- What to work on -
Scan the material below and copy every line holding the word "name".

- Input material -
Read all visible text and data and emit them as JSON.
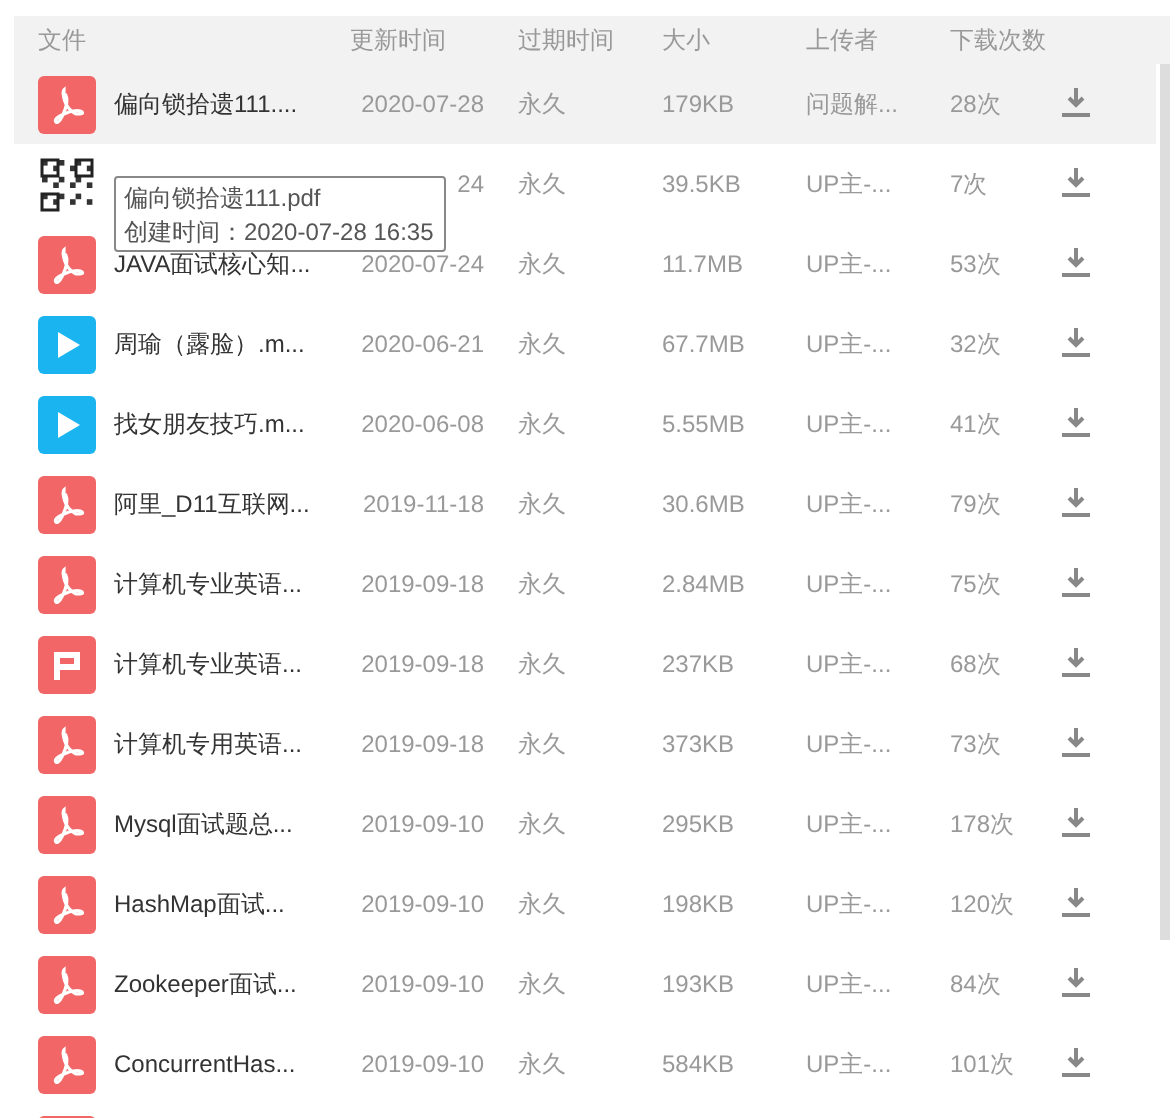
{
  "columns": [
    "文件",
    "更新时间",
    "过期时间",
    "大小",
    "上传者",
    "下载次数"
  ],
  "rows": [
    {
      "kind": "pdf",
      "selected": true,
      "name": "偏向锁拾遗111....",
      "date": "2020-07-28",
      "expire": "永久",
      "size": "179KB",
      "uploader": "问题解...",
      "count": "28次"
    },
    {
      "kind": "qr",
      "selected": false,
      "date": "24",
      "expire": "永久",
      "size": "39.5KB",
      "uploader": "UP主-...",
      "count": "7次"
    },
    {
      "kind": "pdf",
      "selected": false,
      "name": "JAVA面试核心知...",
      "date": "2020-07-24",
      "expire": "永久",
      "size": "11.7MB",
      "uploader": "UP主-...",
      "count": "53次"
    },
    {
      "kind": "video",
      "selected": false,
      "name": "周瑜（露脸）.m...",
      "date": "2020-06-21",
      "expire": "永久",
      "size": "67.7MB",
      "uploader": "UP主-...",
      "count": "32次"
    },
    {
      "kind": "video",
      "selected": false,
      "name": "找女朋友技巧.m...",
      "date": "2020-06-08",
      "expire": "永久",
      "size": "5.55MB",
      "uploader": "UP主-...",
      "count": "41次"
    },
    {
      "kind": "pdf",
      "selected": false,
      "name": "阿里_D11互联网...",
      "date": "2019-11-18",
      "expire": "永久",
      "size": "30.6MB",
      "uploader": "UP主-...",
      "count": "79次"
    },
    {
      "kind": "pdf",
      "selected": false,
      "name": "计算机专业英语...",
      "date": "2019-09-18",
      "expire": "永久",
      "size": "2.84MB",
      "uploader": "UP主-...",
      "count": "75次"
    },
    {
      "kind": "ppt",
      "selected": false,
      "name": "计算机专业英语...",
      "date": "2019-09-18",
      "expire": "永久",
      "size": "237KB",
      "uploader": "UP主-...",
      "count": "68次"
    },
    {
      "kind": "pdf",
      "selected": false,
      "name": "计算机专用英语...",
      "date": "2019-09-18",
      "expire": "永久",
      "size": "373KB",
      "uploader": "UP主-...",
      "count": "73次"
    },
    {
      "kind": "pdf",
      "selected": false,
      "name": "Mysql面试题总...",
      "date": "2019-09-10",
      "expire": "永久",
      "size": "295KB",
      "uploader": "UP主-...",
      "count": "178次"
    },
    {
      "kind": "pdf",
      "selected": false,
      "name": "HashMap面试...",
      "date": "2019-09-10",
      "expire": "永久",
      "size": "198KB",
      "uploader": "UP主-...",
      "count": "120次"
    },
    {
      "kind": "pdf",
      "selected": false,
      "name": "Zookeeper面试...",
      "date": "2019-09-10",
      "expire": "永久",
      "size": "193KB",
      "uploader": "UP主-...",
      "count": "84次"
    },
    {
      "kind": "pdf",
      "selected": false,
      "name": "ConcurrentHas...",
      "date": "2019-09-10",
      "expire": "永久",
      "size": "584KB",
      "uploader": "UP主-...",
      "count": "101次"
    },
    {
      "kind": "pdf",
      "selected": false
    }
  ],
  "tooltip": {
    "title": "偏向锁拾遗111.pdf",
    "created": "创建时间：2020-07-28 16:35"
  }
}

- Answer box -
      "name": "偏向锁拾遗111....",
      "name": "JAVA面试核心知...",
      "name": "周瑜（露脸）.m...",
      "name": "找女朋友技巧.m...",
      "name": "阿里_D11互联网...",
      "name": "计算机专业英语...",
      "name": "计算机专业英语...",
      "name": "计算机专用英语...",
      "name": "Mysql面试题总...",
      "name": "HashMap面试...",
      "name": "Zookeeper面试...",
      "name": "ConcurrentHas...",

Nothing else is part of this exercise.